True, it's not that easy for everyone. Not all of us live in a country where a life in a cave is as acceptable as a condo by the beach. Some of us have jobs in office buildings and pets and children to nourish. In our culture, it's easy to still the mind temporarily: surfing, a hard workout, sexing yourself silly, eating yourself into a coma. But full bliss won't reveal itself to you in a lasting way from a quick fix like this. But bliss can be found, even in our culture. When every action is performed with full attention, in a way that doesn't solidify the illusion of a psychological identification with the ego mind, you are meditating, merging, practicing yoga in every moment: in your car, at the supermarket,at work, at the park.
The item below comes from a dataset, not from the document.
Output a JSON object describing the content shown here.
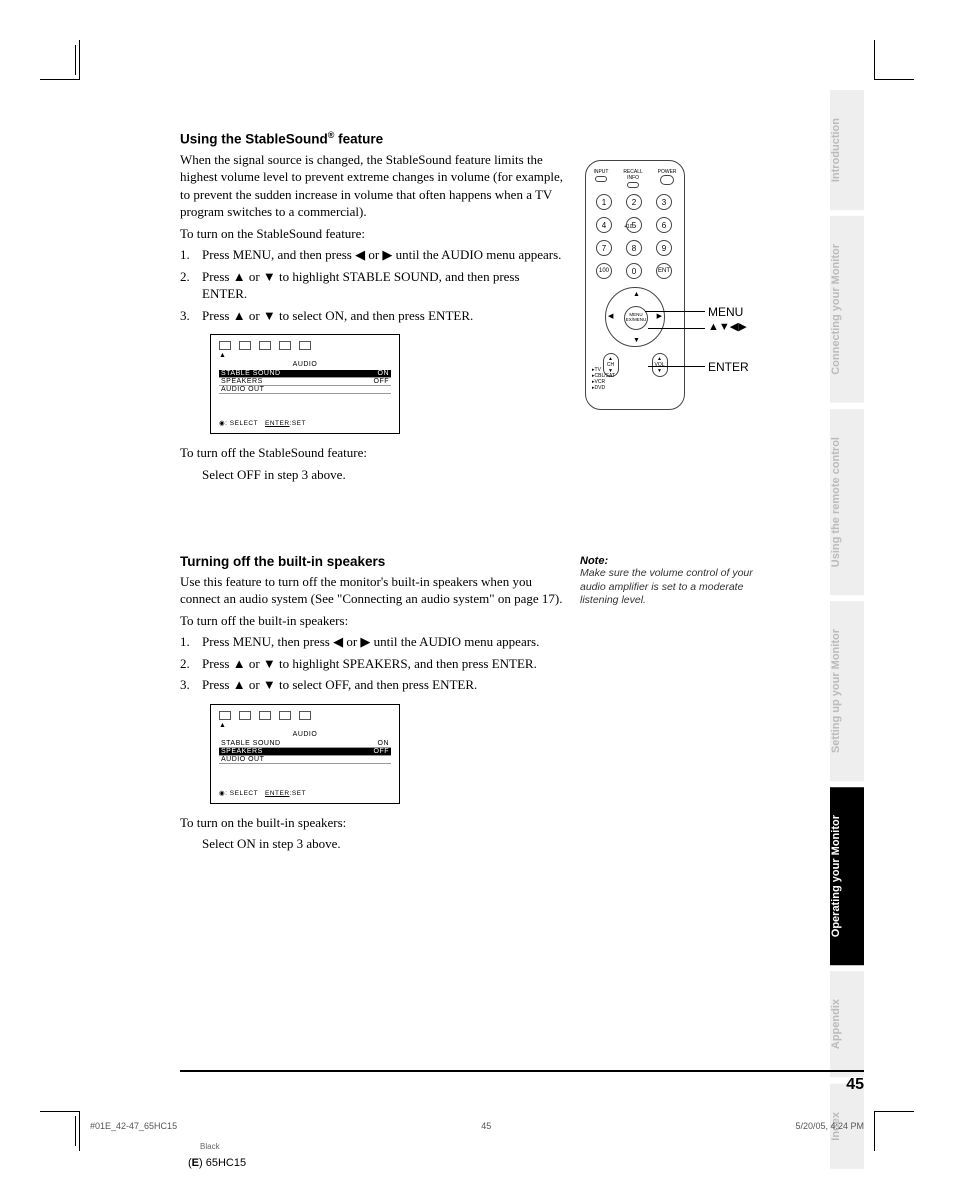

By bringing this practice of full attention and peace into your day-to-day life, the ancient yogis would say you are practicing karma yoga. Karma yoga is sometimes described as the yoga of service. However, merely being of service won't do the trick. I know individuals in the service industry, waiters, valets, housekeepers, who are not working from a place of peace, gratitude, or even contentment. They can be outwardly smiling, and inwardly angry enough to crush a penny like a railroad. Just to be clear, this does not qualify as a karma yoga practice. Karma yoga is to work selflessly, dissolving the ego and letting the divine, or whatever you choose to name that universal force, work through you. By not feeding the ego with negative thoughts or feelings, by truly focusing on what it is you're doing, and by focusing on yourself as a vehicle for the divine, you are freeing yourself in every moment of your practice.

Mother Theresa practiced Karma Yoga, although being a Roman Catholic, she probably didn't call it that. But she did express it clearly and concisely in these words, "I am a little pencil in the hand of God who is sending a love letter to the world." Mother Theresa tirelessly worked and helped to the point where the ego -- or person -- doing the work disappeared. She became the work happening though her, which she called God, thereby becoming a version of God herself. True Karma yoga is not done for the good feeling of being a good helper, it is done for its own sake: to lose the feeling of being a person and feel the energy of the divine taking over and becoming you. Those who practice Karma Yoga report the experience of limitless energy. Whereas they may have only been able to work non-stop for four hours at a time as the ego, by getting the ego out of the way and allowing work to happen through them (instead of by them), they are able to work for sixteen hours without a symptom of exhaustion. And as they work, there's a feeling of life force increasing, of love and open heartedness. Creative ideas flow steadily. This is not achieved with great effort, but by working without an ego. By getting out of the way. It's deceptively simple.

To serve without the ego, only to be a channel through which the divine operates, is true service in the context of yoga. The reward of selfless service? The joy of selfless service and inner peace. It's only from this point of surrender that you can actually do the world any good. But it's also perfectly fine to sit on a rock and contemplate bliss for the rest of your life. Both are substantial contributions.

The Pose of the Week: Anjaneyasana (Crescent Moon)

This pose begins in a lunge, the right foot forward and directly under the right knee. The left leg behind you, allow the foot to relax on the ground, and the left knee to rest on the ground as well. Try to keep your hips even and your sacrum dropped toward the ground. Bring the palms together in front of your heart in prayer pose, keeping your shoulders dropped, heart open, and sternum reaching toward the sky. Feel your head floating upward, your neck long and released. Take at least five deep breaths on each side, tuning into your body, feeling the stretch in your hip, quad, and psoas.



For a deeper, more intense experience of this pose, tuck your back toe under, straighten your back knee, and straighten your arms upward in line with your ears. Always remember to breathe.